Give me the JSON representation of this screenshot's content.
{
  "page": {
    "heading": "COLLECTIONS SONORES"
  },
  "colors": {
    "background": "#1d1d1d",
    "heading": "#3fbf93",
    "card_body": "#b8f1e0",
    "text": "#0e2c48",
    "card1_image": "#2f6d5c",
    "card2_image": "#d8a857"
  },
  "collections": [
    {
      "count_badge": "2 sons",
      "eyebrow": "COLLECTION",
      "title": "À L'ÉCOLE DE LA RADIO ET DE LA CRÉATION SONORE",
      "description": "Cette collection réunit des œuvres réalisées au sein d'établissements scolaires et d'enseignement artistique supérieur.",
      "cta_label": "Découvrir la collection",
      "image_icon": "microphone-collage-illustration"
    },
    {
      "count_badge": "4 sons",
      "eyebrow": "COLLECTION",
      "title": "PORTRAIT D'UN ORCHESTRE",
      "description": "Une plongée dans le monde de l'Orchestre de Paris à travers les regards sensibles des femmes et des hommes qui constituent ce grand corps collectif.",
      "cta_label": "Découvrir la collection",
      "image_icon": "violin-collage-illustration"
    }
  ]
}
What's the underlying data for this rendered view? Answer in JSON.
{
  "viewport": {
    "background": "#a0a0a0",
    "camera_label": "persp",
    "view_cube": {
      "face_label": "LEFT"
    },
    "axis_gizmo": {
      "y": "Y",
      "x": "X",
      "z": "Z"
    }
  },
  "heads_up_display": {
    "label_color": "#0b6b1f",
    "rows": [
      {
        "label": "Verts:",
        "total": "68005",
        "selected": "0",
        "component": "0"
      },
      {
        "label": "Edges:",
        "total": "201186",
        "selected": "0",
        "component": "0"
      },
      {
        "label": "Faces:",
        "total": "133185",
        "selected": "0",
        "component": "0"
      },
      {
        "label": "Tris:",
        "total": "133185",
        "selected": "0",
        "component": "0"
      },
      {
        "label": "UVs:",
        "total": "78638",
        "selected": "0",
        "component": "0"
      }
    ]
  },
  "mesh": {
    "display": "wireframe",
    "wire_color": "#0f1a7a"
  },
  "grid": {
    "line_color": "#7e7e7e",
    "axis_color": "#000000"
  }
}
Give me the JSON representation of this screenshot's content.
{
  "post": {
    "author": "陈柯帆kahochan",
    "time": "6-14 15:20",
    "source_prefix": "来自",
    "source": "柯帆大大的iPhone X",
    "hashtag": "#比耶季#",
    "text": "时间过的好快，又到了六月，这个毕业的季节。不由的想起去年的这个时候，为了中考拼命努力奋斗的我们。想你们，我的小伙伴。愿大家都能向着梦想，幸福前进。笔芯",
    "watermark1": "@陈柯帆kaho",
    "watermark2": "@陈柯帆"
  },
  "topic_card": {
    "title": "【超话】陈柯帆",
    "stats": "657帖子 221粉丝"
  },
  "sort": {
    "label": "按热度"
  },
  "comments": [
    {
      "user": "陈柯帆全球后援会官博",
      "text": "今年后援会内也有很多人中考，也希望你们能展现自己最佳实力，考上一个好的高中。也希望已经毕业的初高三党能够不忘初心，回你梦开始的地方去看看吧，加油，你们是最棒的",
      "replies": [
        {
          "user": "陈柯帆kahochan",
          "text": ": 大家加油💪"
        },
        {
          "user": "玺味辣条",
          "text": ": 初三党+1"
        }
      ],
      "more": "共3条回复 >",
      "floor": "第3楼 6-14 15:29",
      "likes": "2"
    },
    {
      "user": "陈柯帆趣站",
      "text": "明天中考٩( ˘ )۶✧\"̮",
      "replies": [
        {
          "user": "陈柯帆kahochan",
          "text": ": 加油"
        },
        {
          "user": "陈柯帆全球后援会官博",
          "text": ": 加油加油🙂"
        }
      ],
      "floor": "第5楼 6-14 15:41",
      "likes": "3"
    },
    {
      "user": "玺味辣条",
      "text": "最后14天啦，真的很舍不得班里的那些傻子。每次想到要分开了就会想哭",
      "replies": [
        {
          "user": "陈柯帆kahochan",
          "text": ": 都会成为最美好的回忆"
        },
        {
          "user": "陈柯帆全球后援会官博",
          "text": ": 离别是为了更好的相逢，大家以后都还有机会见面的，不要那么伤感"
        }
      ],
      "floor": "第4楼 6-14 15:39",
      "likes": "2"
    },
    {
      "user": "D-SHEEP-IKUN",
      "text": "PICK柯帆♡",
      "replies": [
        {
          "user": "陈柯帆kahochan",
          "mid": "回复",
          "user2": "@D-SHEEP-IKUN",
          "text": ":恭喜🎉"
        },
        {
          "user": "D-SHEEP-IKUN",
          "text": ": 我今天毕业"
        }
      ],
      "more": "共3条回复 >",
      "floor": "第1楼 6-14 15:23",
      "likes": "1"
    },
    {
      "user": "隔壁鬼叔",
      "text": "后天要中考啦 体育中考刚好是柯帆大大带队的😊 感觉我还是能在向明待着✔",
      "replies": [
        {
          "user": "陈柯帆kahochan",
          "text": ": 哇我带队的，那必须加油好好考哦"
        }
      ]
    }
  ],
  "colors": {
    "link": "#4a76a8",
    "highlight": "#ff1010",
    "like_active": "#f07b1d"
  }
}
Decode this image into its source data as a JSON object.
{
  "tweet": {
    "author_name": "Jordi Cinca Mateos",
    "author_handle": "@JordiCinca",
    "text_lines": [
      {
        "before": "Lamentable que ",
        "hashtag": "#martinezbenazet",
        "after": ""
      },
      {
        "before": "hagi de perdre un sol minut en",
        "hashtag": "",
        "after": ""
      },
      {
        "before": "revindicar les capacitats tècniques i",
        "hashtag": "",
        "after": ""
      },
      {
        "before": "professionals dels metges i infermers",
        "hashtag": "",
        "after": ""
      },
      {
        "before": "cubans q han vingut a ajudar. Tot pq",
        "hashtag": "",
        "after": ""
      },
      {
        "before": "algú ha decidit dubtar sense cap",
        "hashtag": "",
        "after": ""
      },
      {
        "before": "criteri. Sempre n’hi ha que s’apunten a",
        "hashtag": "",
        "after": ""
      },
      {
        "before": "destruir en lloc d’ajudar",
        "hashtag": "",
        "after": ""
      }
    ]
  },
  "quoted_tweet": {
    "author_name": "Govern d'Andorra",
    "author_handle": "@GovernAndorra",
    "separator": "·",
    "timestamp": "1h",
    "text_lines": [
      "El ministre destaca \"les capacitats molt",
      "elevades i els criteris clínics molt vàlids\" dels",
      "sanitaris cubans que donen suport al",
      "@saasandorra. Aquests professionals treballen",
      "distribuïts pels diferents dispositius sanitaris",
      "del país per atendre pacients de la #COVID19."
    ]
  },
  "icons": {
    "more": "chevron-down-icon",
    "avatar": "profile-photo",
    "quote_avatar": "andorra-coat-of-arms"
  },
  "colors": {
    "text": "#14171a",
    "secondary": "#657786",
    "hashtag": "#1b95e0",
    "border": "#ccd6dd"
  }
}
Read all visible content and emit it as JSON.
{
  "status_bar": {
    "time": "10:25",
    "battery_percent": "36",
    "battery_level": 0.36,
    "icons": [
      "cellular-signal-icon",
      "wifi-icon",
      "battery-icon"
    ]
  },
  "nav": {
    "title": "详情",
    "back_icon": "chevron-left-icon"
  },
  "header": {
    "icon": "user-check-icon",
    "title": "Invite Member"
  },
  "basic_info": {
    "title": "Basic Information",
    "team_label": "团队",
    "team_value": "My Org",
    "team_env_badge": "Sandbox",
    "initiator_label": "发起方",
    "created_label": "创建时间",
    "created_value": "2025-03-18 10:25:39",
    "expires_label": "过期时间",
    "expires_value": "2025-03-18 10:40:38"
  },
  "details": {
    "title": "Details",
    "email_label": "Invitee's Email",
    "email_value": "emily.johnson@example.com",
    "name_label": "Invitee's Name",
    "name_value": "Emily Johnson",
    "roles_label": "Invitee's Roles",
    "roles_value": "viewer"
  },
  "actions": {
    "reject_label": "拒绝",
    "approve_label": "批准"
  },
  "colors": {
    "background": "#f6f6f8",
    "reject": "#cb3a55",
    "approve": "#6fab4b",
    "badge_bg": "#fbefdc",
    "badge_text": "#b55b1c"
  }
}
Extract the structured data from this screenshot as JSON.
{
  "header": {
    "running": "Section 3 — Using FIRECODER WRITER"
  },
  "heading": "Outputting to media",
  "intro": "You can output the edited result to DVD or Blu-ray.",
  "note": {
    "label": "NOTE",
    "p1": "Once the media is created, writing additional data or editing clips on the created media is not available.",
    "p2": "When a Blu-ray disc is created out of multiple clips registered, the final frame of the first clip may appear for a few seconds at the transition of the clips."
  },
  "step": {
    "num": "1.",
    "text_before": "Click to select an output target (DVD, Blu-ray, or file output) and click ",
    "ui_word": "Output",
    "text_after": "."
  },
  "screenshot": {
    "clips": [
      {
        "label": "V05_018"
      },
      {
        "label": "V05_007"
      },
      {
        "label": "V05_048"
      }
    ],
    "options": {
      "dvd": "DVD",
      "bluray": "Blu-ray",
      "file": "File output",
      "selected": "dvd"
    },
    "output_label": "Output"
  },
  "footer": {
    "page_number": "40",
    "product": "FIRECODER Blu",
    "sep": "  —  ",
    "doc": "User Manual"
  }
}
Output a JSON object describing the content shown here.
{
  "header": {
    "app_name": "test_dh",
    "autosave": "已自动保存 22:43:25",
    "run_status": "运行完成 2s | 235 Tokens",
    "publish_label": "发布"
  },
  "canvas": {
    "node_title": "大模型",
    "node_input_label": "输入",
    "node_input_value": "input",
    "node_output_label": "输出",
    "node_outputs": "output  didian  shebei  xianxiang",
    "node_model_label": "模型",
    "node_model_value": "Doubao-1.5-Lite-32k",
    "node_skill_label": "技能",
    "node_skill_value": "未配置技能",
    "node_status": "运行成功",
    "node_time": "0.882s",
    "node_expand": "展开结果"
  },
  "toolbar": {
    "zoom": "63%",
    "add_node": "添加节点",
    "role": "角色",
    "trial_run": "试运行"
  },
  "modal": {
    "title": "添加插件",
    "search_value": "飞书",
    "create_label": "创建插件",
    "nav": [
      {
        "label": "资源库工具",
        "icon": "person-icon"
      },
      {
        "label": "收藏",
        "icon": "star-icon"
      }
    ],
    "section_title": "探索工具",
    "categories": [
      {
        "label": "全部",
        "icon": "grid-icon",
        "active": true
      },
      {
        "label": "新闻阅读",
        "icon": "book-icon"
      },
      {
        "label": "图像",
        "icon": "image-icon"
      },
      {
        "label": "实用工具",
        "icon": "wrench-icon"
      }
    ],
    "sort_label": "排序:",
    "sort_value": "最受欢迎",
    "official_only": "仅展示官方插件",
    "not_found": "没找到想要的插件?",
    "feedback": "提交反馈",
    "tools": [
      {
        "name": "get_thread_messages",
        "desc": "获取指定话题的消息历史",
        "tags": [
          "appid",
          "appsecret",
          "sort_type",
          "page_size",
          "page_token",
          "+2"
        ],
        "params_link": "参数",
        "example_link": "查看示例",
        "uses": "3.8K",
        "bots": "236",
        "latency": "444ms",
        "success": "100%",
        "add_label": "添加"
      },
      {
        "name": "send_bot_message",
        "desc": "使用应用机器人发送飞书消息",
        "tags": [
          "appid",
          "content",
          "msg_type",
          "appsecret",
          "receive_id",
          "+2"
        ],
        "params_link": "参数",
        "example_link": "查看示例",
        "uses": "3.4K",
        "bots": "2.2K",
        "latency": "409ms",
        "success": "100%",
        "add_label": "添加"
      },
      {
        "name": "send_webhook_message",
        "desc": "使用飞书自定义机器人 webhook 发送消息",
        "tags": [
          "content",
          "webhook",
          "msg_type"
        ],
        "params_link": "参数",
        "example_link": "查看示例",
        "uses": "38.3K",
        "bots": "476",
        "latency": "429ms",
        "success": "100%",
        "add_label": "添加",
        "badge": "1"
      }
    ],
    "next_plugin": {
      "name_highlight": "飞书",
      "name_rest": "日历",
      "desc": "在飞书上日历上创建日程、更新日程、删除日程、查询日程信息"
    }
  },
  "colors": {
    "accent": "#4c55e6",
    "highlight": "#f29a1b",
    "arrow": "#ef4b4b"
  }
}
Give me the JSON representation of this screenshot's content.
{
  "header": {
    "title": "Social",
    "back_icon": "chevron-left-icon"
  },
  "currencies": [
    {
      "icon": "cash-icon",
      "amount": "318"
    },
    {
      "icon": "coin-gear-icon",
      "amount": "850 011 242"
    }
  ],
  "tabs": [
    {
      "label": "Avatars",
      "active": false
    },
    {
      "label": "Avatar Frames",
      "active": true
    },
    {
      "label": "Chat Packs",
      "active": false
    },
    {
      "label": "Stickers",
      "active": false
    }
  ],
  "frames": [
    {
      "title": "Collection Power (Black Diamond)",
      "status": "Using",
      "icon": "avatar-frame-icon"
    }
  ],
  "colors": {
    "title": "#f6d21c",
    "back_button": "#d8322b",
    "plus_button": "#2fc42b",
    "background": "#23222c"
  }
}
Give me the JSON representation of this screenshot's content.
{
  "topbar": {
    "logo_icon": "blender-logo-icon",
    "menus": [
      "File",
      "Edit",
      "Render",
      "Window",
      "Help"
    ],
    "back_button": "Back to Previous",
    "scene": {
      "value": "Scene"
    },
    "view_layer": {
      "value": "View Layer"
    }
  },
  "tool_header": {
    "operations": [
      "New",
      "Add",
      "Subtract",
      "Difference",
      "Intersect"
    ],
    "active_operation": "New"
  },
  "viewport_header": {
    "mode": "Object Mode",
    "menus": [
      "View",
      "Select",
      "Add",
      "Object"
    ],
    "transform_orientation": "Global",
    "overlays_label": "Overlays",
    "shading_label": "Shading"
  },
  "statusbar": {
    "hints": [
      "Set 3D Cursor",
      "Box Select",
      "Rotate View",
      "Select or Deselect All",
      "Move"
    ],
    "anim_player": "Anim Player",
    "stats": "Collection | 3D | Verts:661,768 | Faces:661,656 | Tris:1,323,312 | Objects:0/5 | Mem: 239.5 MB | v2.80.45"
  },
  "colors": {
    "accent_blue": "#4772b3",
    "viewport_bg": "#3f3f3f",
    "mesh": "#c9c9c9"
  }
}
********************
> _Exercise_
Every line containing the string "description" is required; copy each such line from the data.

> _Answer section_
      "description": "Cette collection réunit des œuvres réalisées au sein d'établissements scolaires et d'enseignement artistique supérieur.",
      "description": "Une plongée dans le monde de l'Orchestre de Paris à travers les regards sensibles des femmes et des hommes qui constituent ce grand corps collectif.",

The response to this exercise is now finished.